Government borrowing hit a record monthly high in May, as the coronavirus continued to weigh heavily on finances.
The £55.2bn figure was nine times higher than in May last year and the highest since records began in 1993.
The borrowing splurge meant government debt exceeded the size of the economy for the first time since 1963.
Chancellor, Rishi Sunak, said the figures confirmed the severe impact the virus was having on public finances and said the country needed to reopen.
“The best way to restore our public finances to a more sustainable footing is to safely reopen our economy so people can return to work.
“We’ve set out our plan to do this in a gradual and safe fashion, including reopening high streets across the country this week, as we kickstart our economic recovery.”
The Office for National Statistics had said last month’s borrowing figure was the highest since records began in 1993, but said it had subsequently revised it lower due to higher taxes and national insurance then expected, revising the figure down to £48.5bn from £62bn.
It also spent less than thought on the Coronavirus Job Retention Scheme.
The deficit – the difference between spending and tax income – for the 12 months to May is now estimated to have been £103.7bn, £87bn more than in the same period last year, another record.
But the ONS estimates borrowing for the financial year 2020-21 will dwarf that at £298bn. That would be the largest deficit since World War Two.
The ONS said that although the impact of the pandemic on the public finances was becoming clearer, its effects were not fully captured in the release, and that estimates were subject to greater than usual uncertainty.
Alex Tuckett, senior economist at consultants PwC, pointed to the 46% fall in the amount of VAT collected in the month, although it said the biggest issue for the government’s finances was the £29bn it spent on the various support schemes for the economy.
“In the near term, there are signs the economy is recovering as the country re-opens, and this should boost tax receipts.
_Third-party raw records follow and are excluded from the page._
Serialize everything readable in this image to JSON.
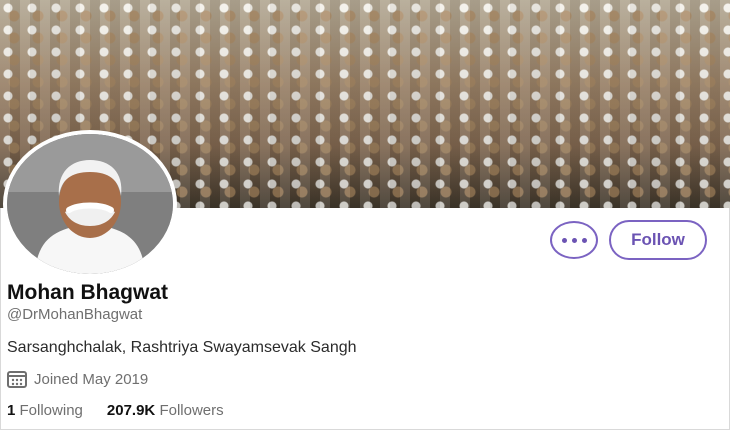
{
  "actions": {
    "more_label": "More options",
    "follow_label": "Follow"
  },
  "profile": {
    "name": "Mohan Bhagwat",
    "handle": "@DrMohanBhagwat",
    "bio": "Sarsanghchalak, Rashtriya Swayamsevak Sangh",
    "joined": "Joined May 2019",
    "following_count": "1",
    "following_label": "Following",
    "followers_count": "207.9K",
    "followers_label": "Followers"
  },
  "icons": {
    "more": "more-icon",
    "calendar": "calendar-icon"
  },
  "colors": {
    "accent": "#6b53b3"
  }
}
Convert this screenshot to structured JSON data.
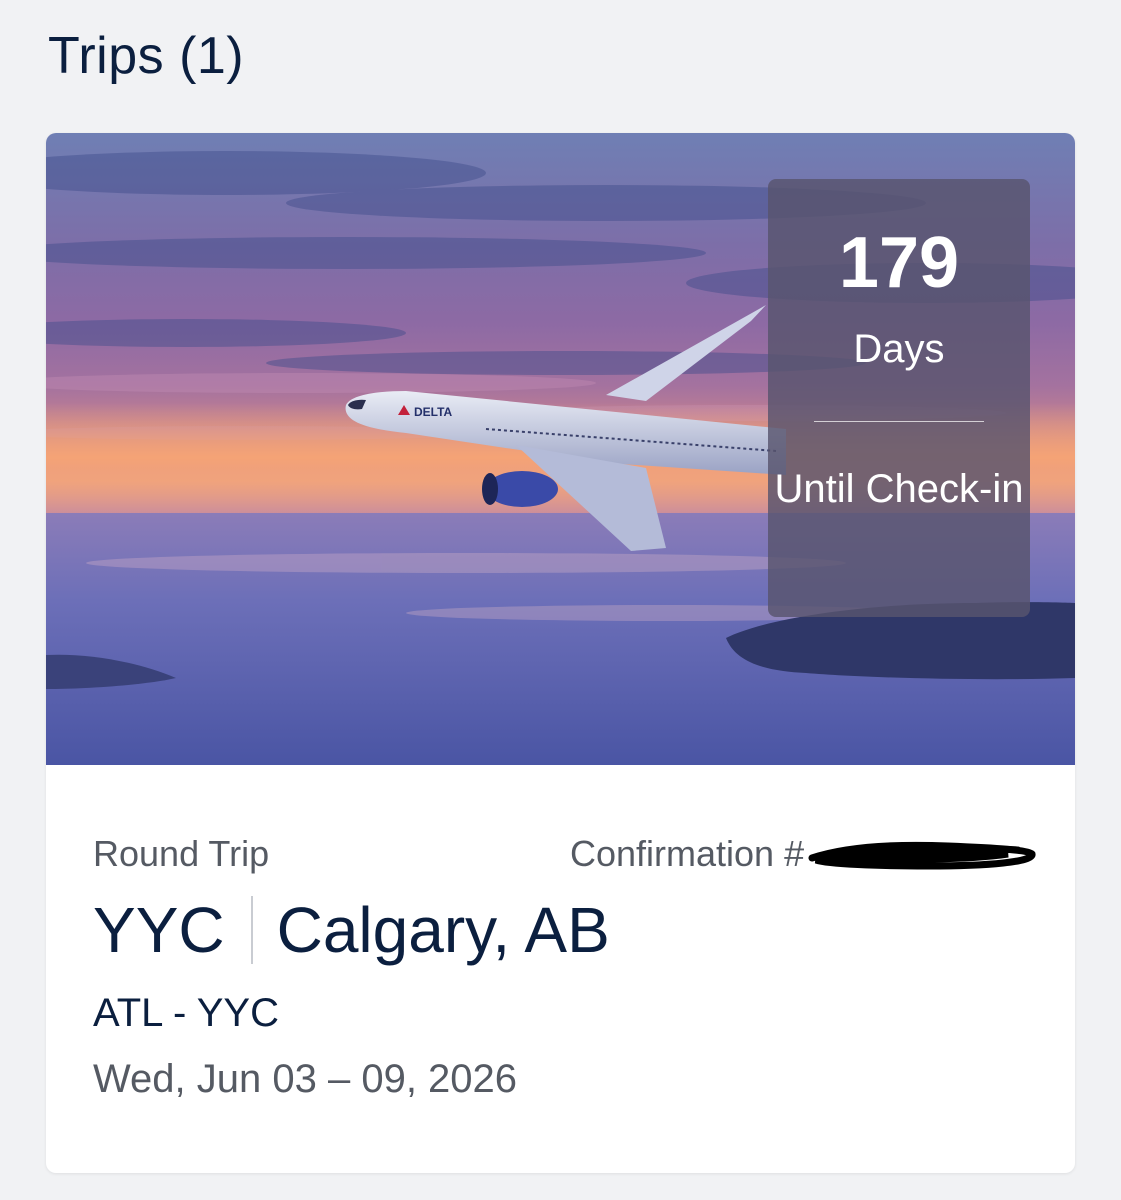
{
  "page": {
    "heading": "Trips (1)"
  },
  "trip": {
    "countdown": {
      "number": "179",
      "unit": "Days",
      "label": "Until Check-in"
    },
    "trip_type": "Round Trip",
    "confirmation_label": "Confirmation #",
    "destination_code": "YYC",
    "destination_city": "Calgary, AB",
    "route": "ATL - YYC",
    "dates": "Wed, Jun 03 – 09, 2026",
    "aircraft_livery": "DELTA"
  },
  "colors": {
    "background": "#f1f2f4",
    "heading_text": "#0b1f3f",
    "secondary_text": "#555a63",
    "countdown_panel": "#58546e"
  }
}
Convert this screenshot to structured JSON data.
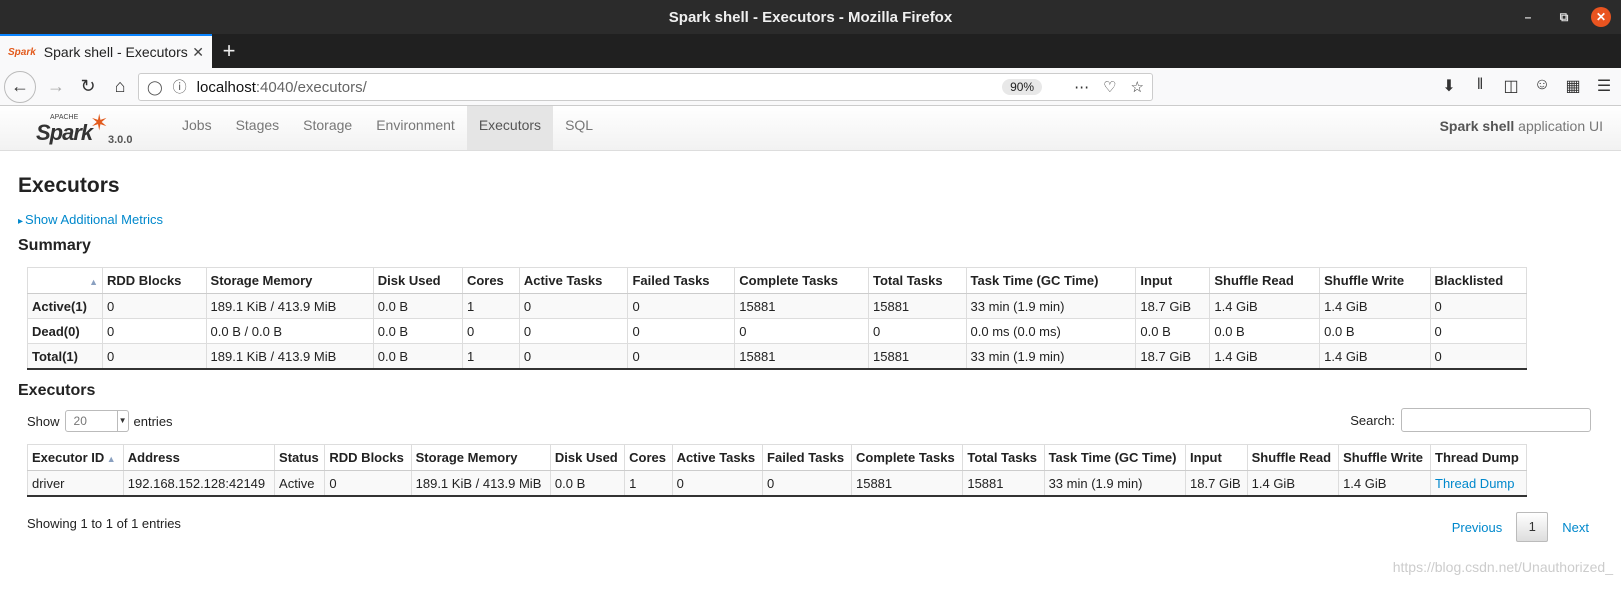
{
  "window": {
    "title": "Spark shell - Executors - Mozilla Firefox"
  },
  "tab": {
    "label": "Spark shell - Executors",
    "favicon": "Spark"
  },
  "url": {
    "host": "localhost",
    "path": ":4040/executors/",
    "zoom": "90%"
  },
  "spark": {
    "logo_top": "APACHE",
    "logo": "Spark",
    "version": "3.0.0",
    "nav": [
      "Jobs",
      "Stages",
      "Storage",
      "Environment",
      "Executors",
      "SQL"
    ],
    "active_nav": "Executors",
    "app_name_bold": "Spark shell",
    "app_name_suffix": " application UI"
  },
  "page": {
    "title": "Executors",
    "additional_metrics": "Show Additional Metrics",
    "summary_title": "Summary",
    "executors_title": "Executors"
  },
  "summary": {
    "headers": [
      "",
      "RDD Blocks",
      "Storage Memory",
      "Disk Used",
      "Cores",
      "Active Tasks",
      "Failed Tasks",
      "Complete Tasks",
      "Total Tasks",
      "Task Time (GC Time)",
      "Input",
      "Shuffle Read",
      "Shuffle Write",
      "Blacklisted"
    ],
    "rows": [
      [
        "Active(1)",
        "0",
        "189.1 KiB / 413.9 MiB",
        "0.0 B",
        "1",
        "0",
        "0",
        "15881",
        "15881",
        "33 min (1.9 min)",
        "18.7 GiB",
        "1.4 GiB",
        "1.4 GiB",
        "0"
      ],
      [
        "Dead(0)",
        "0",
        "0.0 B / 0.0 B",
        "0.0 B",
        "0",
        "0",
        "0",
        "0",
        "0",
        "0.0 ms (0.0 ms)",
        "0.0 B",
        "0.0 B",
        "0.0 B",
        "0"
      ],
      [
        "Total(1)",
        "0",
        "189.1 KiB / 413.9 MiB",
        "0.0 B",
        "1",
        "0",
        "0",
        "15881",
        "15881",
        "33 min (1.9 min)",
        "18.7 GiB",
        "1.4 GiB",
        "1.4 GiB",
        "0"
      ]
    ]
  },
  "executors": {
    "show_label": "Show",
    "entries_label": "entries",
    "page_size": "20",
    "search_label": "Search:",
    "headers": [
      "Executor ID",
      "Address",
      "Status",
      "RDD Blocks",
      "Storage Memory",
      "Disk Used",
      "Cores",
      "Active Tasks",
      "Failed Tasks",
      "Complete Tasks",
      "Total Tasks",
      "Task Time (GC Time)",
      "Input",
      "Shuffle Read",
      "Shuffle Write",
      "Thread Dump"
    ],
    "rows": [
      [
        "driver",
        "192.168.152.128:42149",
        "Active",
        "0",
        "189.1 KiB / 413.9 MiB",
        "0.0 B",
        "1",
        "0",
        "0",
        "15881",
        "15881",
        "33 min (1.9 min)",
        "18.7 GiB",
        "1.4 GiB",
        "1.4 GiB",
        "Thread Dump"
      ]
    ],
    "showing": "Showing 1 to 1 of 1 entries",
    "previous": "Previous",
    "current_page": "1",
    "next": "Next"
  },
  "watermark": "https://blog.csdn.net/Unauthorized_"
}
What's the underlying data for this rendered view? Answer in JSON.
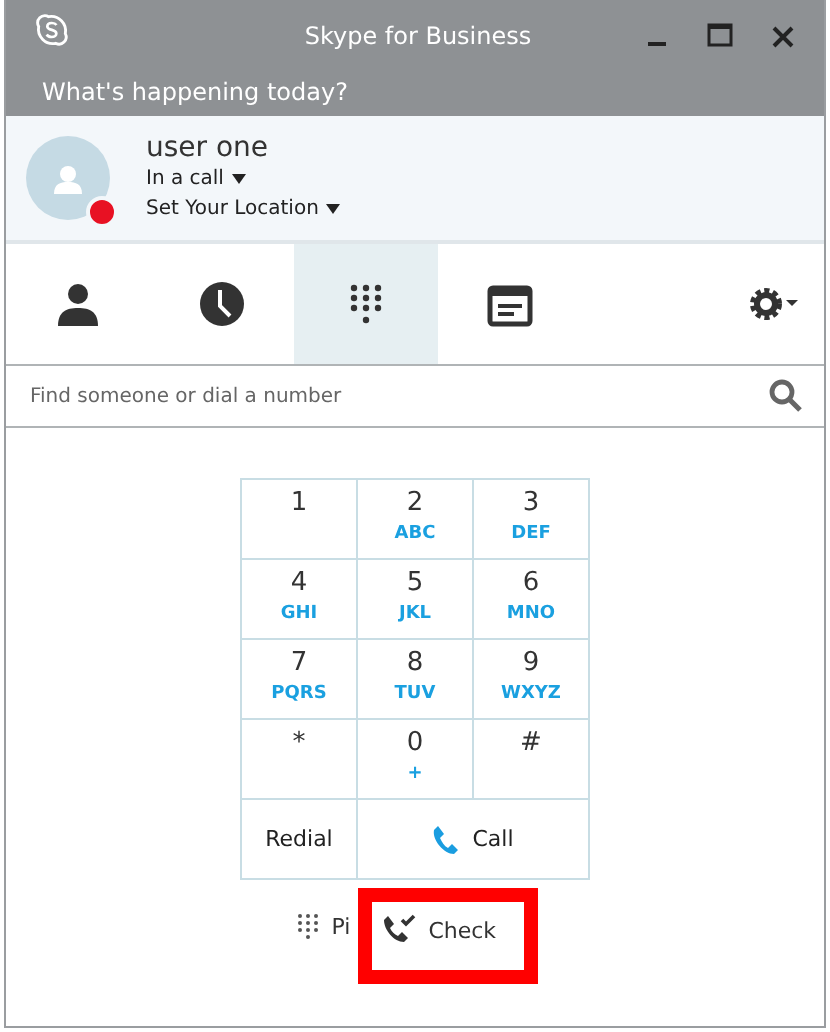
{
  "window": {
    "title": "Skype for Business"
  },
  "note": {
    "placeholder": "What's happening today?"
  },
  "profile": {
    "name": "user one",
    "status": "In a call",
    "busy": true,
    "location": "Set Your Location"
  },
  "tabs": [
    {
      "kind": "contacts",
      "selected": false
    },
    {
      "kind": "recent",
      "selected": false
    },
    {
      "kind": "dialpad",
      "selected": true
    },
    {
      "kind": "meetings",
      "selected": false
    }
  ],
  "search": {
    "placeholder": "Find someone or dial a number"
  },
  "keypad": [
    {
      "digit": "1"
    },
    {
      "digit": "2",
      "letters": "ABC"
    },
    {
      "digit": "3",
      "letters": "DEF"
    },
    {
      "digit": "4",
      "letters": "GHI"
    },
    {
      "digit": "5",
      "letters": "JKL"
    },
    {
      "digit": "6",
      "letters": "MNO"
    },
    {
      "digit": "7",
      "letters": "PQRS"
    },
    {
      "digit": "8",
      "letters": "TUV"
    },
    {
      "digit": "9",
      "letters": "WXYZ"
    },
    {
      "digit": "*"
    },
    {
      "digit": "0",
      "letters": "+"
    },
    {
      "digit": "#"
    }
  ],
  "redial": "Redial",
  "call": "Call",
  "pin": "Pi",
  "check": "Check",
  "highlight": {
    "on": true
  }
}
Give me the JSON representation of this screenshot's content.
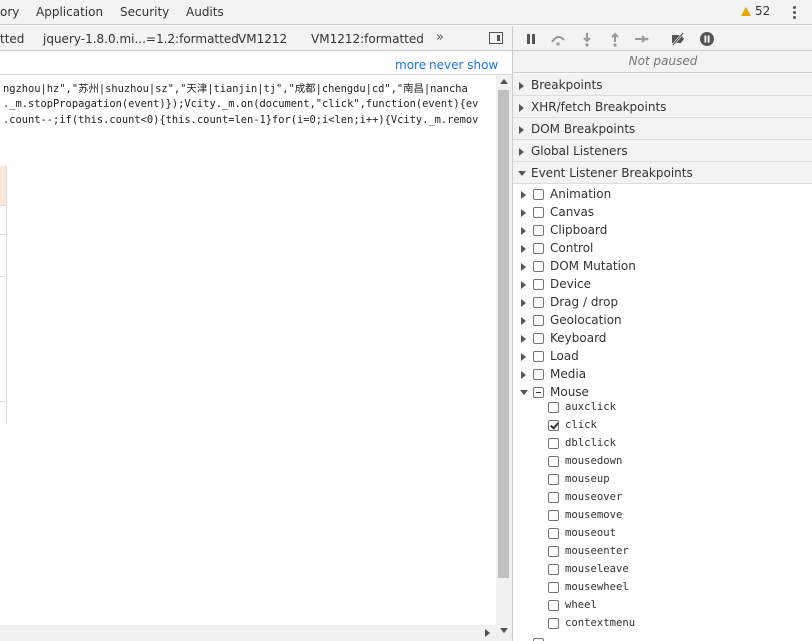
{
  "top_tabs": [
    "ory",
    "Application",
    "Security",
    "Audits"
  ],
  "warnings": {
    "count": "52",
    "icon": "warning-triangle-icon",
    "color": "#e8a600"
  },
  "file_tabs": [
    "tted",
    "jquery-1.8.0.mi...=1.2:formatted",
    "VM1212",
    "VM1212:formatted"
  ],
  "infobar": {
    "more": "more",
    "never_show": "never show"
  },
  "code_lines": [
    "ngzhou|hz\",\"苏州|shuzhou|sz\",\"天津|tianjin|tj\",\"成都|chengdu|cd\",\"南昌|nancha",
    "._m.stopPropagation(event)});Vcity._m.on(document,\"click\",function(event){ev",
    ".count--;if(this.count<0){this.count=len-1}for(i=0;i<len;i++){Vcity._m.remov"
  ],
  "debugger": {
    "status": "Not paused",
    "sections": [
      "Breakpoints",
      "XHR/fetch Breakpoints",
      "DOM Breakpoints",
      "Global Listeners",
      "Event Listener Breakpoints"
    ],
    "categories": [
      "Animation",
      "Canvas",
      "Clipboard",
      "Control",
      "DOM Mutation",
      "Device",
      "Drag / drop",
      "Geolocation",
      "Keyboard",
      "Load",
      "Media",
      "Mouse"
    ],
    "mouse_events": [
      "auxclick",
      "click",
      "dblclick",
      "mousedown",
      "mouseup",
      "mouseover",
      "mousemove",
      "mouseout",
      "mouseenter",
      "mouseleave",
      "mousewheel",
      "wheel",
      "contextmenu"
    ],
    "checked_event": "click",
    "expanded_category": "Mouse"
  },
  "colors": {
    "link": "#1a73e8",
    "toolbar_bg": "#f3f3f3",
    "accent": "#e8a600"
  }
}
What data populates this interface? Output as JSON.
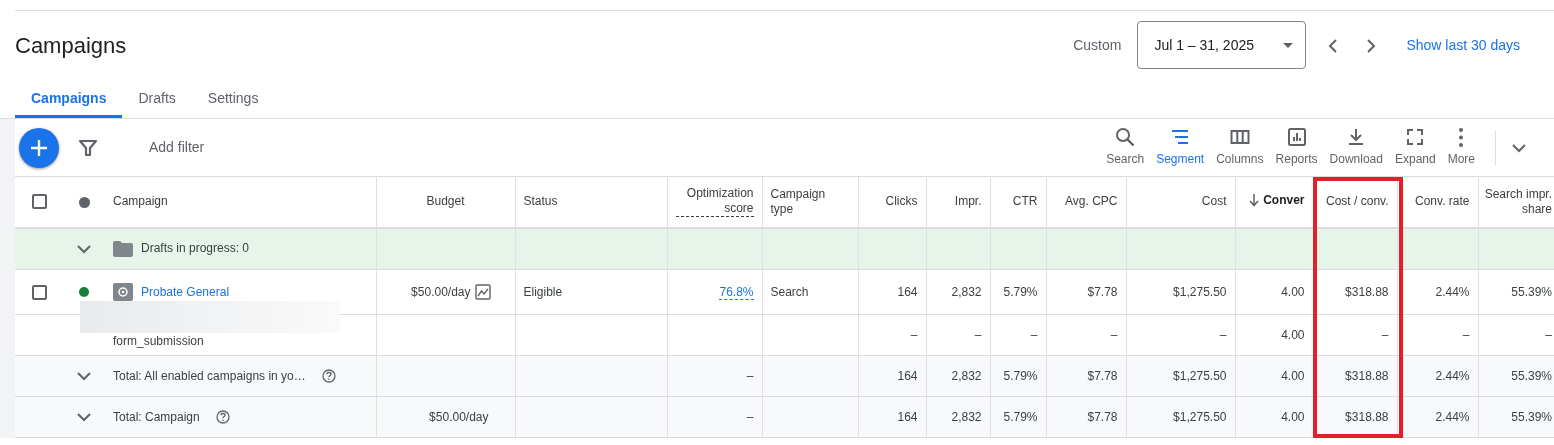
{
  "page": {
    "title": "Campaigns"
  },
  "date_range": {
    "label": "Custom",
    "value": "Jul 1 – 31, 2025",
    "link": "Show last 30 days"
  },
  "tabs": [
    {
      "label": "Campaigns",
      "selected": true
    },
    {
      "label": "Drafts",
      "selected": false
    },
    {
      "label": "Settings",
      "selected": false
    }
  ],
  "toolbar": {
    "filter_label": "Add filter",
    "items": [
      {
        "kind": "search",
        "label": "Search",
        "active": false
      },
      {
        "kind": "segment",
        "label": "Segment",
        "active": true
      },
      {
        "kind": "columns",
        "label": "Columns",
        "active": false
      },
      {
        "kind": "reports",
        "label": "Reports",
        "active": false
      },
      {
        "kind": "download",
        "label": "Download",
        "active": false
      },
      {
        "kind": "expand",
        "label": "Expand",
        "active": false
      },
      {
        "kind": "more",
        "label": "More",
        "active": false
      }
    ]
  },
  "table": {
    "select_all": {
      "checked": false
    },
    "columns": [
      {
        "label": "Campaign"
      },
      {
        "label": "Budget"
      },
      {
        "label": "Status"
      },
      {
        "label": "Optimization score",
        "dashed": true
      },
      {
        "label": "Campaign type"
      },
      {
        "label": "Clicks"
      },
      {
        "label": "Impr."
      },
      {
        "label": "CTR"
      },
      {
        "label": "Avg. CPC"
      },
      {
        "label": "Cost"
      },
      {
        "label": "Conver",
        "sorted": true
      },
      {
        "label": "Cost / conv.",
        "highlighted": true
      },
      {
        "label": "Conv. rate"
      },
      {
        "label": "Search impr. share"
      }
    ],
    "rows": [
      {
        "kind": "drafts",
        "cells": [
          "Drafts in progress: 0"
        ]
      },
      {
        "kind": "campaign",
        "checked": false,
        "color": "#188038",
        "cells": [
          "Probate General",
          "$50.00/day",
          "Eligible",
          "76.8%",
          "Search",
          "164",
          "2,832",
          "5.79%",
          "$7.78",
          "$1,275.50",
          "4.00",
          "$318.88",
          "2.44%",
          "55.39%"
        ]
      },
      {
        "kind": "conversion",
        "redacted": true,
        "cells": [
          "form_submission",
          "",
          "",
          "",
          "",
          "–",
          "–",
          "–",
          "–",
          "–",
          "4.00",
          "–",
          "–",
          "–"
        ]
      },
      {
        "kind": "total",
        "cells": [
          "Total: All enabled campaigns in yo…",
          "",
          "",
          "–",
          "",
          "164",
          "2,832",
          "5.79%",
          "$7.78",
          "$1,275.50",
          "4.00",
          "$318.88",
          "2.44%",
          "55.39%"
        ]
      },
      {
        "kind": "total",
        "cells": [
          "Total: Campaign",
          "$50.00/day",
          "",
          "–",
          "",
          "164",
          "2,832",
          "5.79%",
          "$7.78",
          "$1,275.50",
          "4.00",
          "$318.88",
          "2.44%",
          "55.39%"
        ]
      }
    ]
  }
}
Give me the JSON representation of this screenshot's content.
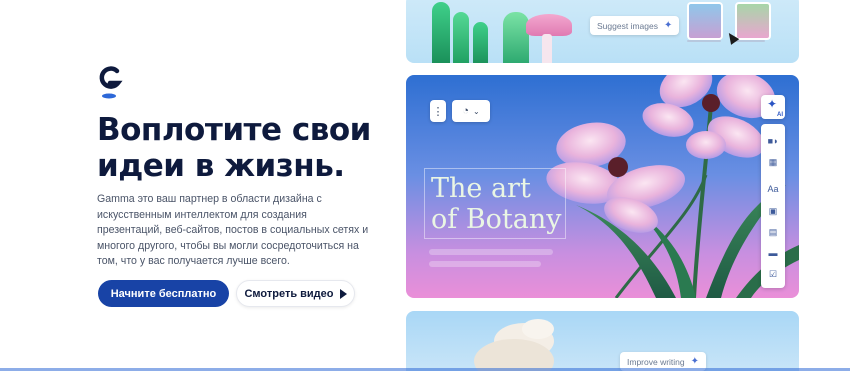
{
  "hero": {
    "logo_icon": "gamma-logo-icon",
    "headline_line1": "Воплотите свои",
    "headline_line2": "идеи в жизнь.",
    "description": "Gamma это ваш партнер в области дизайна с искусственным интеллектом для создания презентаций, веб-сайтов, постов в социальных сетях и многого другого, чтобы вы могли сосредоточиться на том, что у вас получается лучше всего.",
    "primary_button": "Начните бесплатно",
    "secondary_button": "Смотреть видео",
    "primary_color": "#1843a6"
  },
  "card_top": {
    "suggest_chip": "Suggest images"
  },
  "card_main": {
    "title_line1": "The art",
    "title_line2": "of Botany",
    "ai_badge": "AI",
    "side_tool_text": "Aa"
  },
  "card_bottom": {
    "improve_chip": "Improve writing"
  }
}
“However, these figures remind us that Chancellor Rishi Sunak faces a difficult backdrop to any summer fiscal event,” she added.